(Material provided Opens)

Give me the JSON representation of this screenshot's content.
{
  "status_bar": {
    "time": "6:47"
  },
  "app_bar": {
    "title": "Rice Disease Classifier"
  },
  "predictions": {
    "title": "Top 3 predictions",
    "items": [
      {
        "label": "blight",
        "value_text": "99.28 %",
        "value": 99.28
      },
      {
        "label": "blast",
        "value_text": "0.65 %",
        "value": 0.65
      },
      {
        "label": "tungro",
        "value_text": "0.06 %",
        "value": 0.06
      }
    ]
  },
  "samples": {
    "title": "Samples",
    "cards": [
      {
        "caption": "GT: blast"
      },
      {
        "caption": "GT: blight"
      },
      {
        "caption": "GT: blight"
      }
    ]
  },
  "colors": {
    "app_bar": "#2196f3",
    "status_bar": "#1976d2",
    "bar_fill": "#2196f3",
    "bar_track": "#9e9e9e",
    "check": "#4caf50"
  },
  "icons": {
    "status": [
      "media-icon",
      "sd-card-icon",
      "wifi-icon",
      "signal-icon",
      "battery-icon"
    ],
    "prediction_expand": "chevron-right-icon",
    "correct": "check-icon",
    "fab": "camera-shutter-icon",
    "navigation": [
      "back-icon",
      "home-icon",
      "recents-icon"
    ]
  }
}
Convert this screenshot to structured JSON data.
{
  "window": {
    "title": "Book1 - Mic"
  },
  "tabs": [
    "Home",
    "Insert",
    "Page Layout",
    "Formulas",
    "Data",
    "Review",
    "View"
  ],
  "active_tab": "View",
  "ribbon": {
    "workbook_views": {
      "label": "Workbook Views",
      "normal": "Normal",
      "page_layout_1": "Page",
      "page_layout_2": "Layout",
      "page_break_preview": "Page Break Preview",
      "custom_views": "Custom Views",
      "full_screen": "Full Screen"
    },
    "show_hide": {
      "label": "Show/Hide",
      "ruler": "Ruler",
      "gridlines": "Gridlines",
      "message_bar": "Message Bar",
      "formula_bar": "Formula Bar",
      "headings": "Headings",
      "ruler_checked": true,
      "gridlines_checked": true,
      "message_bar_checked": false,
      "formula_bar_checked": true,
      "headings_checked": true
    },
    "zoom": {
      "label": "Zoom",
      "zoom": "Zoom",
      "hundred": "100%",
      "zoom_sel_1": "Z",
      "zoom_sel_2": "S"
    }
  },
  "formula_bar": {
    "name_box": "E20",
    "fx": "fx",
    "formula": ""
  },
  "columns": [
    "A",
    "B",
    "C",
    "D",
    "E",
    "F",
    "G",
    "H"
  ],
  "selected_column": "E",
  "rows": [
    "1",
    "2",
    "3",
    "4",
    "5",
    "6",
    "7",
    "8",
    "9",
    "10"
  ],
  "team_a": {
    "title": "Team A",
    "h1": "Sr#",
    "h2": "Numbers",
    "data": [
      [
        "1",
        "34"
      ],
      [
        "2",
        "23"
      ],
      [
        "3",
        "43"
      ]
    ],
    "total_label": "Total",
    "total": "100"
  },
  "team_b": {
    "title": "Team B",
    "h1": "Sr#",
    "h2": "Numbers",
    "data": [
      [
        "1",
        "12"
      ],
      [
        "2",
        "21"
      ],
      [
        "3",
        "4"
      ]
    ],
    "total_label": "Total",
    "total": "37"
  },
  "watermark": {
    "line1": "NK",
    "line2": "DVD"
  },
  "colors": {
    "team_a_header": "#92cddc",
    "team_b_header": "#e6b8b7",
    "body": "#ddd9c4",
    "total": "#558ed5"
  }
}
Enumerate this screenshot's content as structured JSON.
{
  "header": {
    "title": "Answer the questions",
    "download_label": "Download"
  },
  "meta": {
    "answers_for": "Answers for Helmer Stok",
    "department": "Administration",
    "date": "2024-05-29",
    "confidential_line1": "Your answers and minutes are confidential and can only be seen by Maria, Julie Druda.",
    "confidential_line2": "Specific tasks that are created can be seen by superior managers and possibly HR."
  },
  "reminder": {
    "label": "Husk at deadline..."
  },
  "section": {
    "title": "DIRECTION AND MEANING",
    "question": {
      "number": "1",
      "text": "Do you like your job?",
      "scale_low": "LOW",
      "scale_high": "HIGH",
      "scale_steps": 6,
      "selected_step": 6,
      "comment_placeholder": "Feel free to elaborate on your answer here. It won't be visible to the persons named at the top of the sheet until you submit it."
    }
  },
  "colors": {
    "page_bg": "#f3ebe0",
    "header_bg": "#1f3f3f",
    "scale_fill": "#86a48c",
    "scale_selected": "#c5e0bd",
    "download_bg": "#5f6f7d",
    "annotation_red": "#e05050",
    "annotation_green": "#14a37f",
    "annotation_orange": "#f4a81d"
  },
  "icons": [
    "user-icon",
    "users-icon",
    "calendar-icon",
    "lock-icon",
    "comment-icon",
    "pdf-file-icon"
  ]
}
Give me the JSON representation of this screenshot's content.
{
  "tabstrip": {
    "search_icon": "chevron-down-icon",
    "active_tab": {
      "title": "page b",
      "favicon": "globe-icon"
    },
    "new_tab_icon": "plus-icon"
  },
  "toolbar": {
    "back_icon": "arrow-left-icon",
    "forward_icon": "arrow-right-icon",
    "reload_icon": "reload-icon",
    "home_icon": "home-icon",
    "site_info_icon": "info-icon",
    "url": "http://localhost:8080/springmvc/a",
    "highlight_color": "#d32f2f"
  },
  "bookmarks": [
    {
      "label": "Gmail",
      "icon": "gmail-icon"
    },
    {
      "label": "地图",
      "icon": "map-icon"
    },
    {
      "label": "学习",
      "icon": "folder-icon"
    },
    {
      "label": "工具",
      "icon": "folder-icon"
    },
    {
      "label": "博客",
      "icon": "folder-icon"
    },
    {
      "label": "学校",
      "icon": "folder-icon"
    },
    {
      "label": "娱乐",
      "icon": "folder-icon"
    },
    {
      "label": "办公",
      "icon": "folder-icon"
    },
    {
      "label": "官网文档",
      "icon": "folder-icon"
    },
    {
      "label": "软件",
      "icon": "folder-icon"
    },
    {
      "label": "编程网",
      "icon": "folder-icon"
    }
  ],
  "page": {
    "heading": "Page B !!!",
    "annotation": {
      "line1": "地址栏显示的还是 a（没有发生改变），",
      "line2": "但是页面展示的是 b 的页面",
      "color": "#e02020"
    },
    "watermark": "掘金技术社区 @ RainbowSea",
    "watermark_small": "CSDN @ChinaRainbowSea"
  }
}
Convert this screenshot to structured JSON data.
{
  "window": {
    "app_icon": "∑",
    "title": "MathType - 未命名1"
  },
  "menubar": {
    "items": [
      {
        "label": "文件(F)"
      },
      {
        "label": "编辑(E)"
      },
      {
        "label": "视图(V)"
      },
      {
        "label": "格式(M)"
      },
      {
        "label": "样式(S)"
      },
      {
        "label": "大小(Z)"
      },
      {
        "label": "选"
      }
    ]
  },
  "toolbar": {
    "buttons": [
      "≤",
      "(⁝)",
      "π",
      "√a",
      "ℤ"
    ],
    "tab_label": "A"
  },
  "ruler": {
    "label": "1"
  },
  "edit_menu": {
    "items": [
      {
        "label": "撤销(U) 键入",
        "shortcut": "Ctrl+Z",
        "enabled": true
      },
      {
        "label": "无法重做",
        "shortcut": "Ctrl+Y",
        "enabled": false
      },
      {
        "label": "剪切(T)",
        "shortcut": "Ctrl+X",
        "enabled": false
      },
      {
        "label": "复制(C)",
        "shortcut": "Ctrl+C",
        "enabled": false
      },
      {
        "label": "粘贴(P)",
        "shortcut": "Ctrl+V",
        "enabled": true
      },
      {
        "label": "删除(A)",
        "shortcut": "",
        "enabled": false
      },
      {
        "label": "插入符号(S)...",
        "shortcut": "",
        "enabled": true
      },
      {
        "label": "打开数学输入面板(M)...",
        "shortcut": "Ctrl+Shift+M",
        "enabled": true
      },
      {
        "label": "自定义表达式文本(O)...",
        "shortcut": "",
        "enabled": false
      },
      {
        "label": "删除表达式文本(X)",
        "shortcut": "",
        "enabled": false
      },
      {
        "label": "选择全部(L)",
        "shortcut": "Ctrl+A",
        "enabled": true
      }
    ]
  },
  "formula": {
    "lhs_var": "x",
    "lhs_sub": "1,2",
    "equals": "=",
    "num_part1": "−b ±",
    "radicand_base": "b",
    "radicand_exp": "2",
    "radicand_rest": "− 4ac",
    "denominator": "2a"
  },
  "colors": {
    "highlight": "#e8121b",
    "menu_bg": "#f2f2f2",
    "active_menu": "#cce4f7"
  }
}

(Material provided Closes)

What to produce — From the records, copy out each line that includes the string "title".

Response to the task —
    "title": "Rice Disease Classifier"
    "title": "Top 3 predictions",
    "title": "Samples",
    "title": "Book1 - Mic"
    "title": "Team A",
    "title": "Team B",
    "title": "Answer the questions",
    "title": "DIRECTION AND MEANING",
      "title": "page b",
    "title": "MathType - 未命名1"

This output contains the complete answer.